Willy Vlautin writes novels about people all alone in the wind. His prose is direct and complex in its simplicity, and his stories are sturdy and bighearted and full of lives so shattered they shimmer. All of his novels are good, but Lean on Pete is his best ... His prose is strong, his storytelling is honest, and he sticks to it scene by scene. By the time Lean on Pete reaches its sweet but unsentimental end, Charley Thompson isn't a character in a novel, but a boy readers have come to love. Lean on Pete riveted me. Reading it, I was heartbroken and moved; enthralled and convinced. This is serious American literature.
Lean on Pete is the story of a boy and his horse, but it is never heart-warming – it ranges in tone from desperate to merely painful – and, while fascinating, it is never entertaining or redemptive. But if you want an unadorned portrait of American life (at least in some places) at the beginning of the 21st century, this is the book for you ... Vlautin's eye for detail is sharp: every character is distinctly drawn and memorable. Each of Charley's encounters has the authentic feel of two lives intersecting and then diverging; they leap off the page as individuals with motives and backstories ... Given the ambition of Lean on Pete and Willy Vlautin's skill at limning character, it's something of a puzzle that the novel isn't more affecting. One problem is that Charley has, and maybe can have, no actual relationships.
Vlautin transforms what might have been a weepy, unbelievable TV-movie of a novel into a tough-and-tender account of a boy, a big-hearted horse, and a mostly unforgiving world. What Daniel Woodrell does for the hardscrabble Ozarks, Vlautin does for the underside of the New West. Unforgettable.
...the writing is spare and straightforward, with few descriptions and hardly any room for introspection. There is intensity in Vlautin’s narration, and also beauty and power ... Parts of the road trip strain credulity. Charley has frequent brushes with the law, but each time manages to escape and arrive safely in the next town ... Despite these flaws, we find ourselves sympathetic toward Charley and quietly root for him to succeed. Many of the supporting players, such as Del, also make a vivid impression. But Vlautin’s major accomplishment lies in posing a damning question: How could we, as a society, have allowed this to happen?

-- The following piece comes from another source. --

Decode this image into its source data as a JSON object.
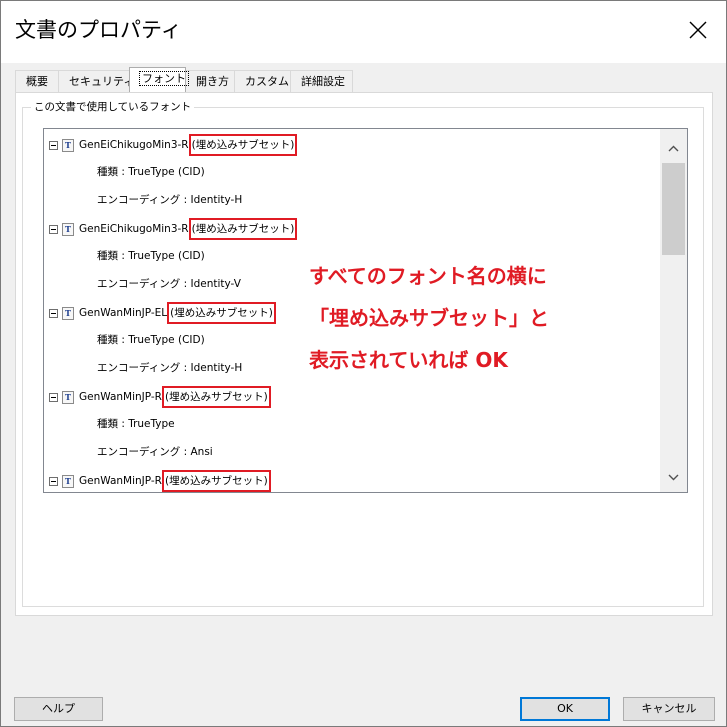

Reading a Willy Vlautin novel feels a lot like sitting in the bar talking with Willy Vlautin. And it feels a lot like listening to the songs he writes with his band, Richmond Fontaine. The author's previous two novels, The Motel Life and Northline, shared stories with a couple of Richmond Fontaine songs. So does his newest, Lean on Pete, but in this one Vlautin makes room for even more bad luck to plague his main character. In his books, though, bad luck always comes with good stories ... one of the great things about his writing is that you believe in the good guys just as much as the bad. You believe every bad thing that happens to Charley, but you also believe the whole time that things are going to turn out all right.
Charley’s trek across the West, occasionally on horseback, is dominated by an unbelievable stretch of luck: men appear to dispense food and money, miraculously uninhabited trailers contain washers and dryers, and his hitchhiking is eerie, but not dangerous. Still, Vlautin’s characters, despite their unrealistic arcs, shine with his sparse style. It might be difficult to believe Charley’s bottomless cache of silver linings, but it’s remarkably easy to root for the kid.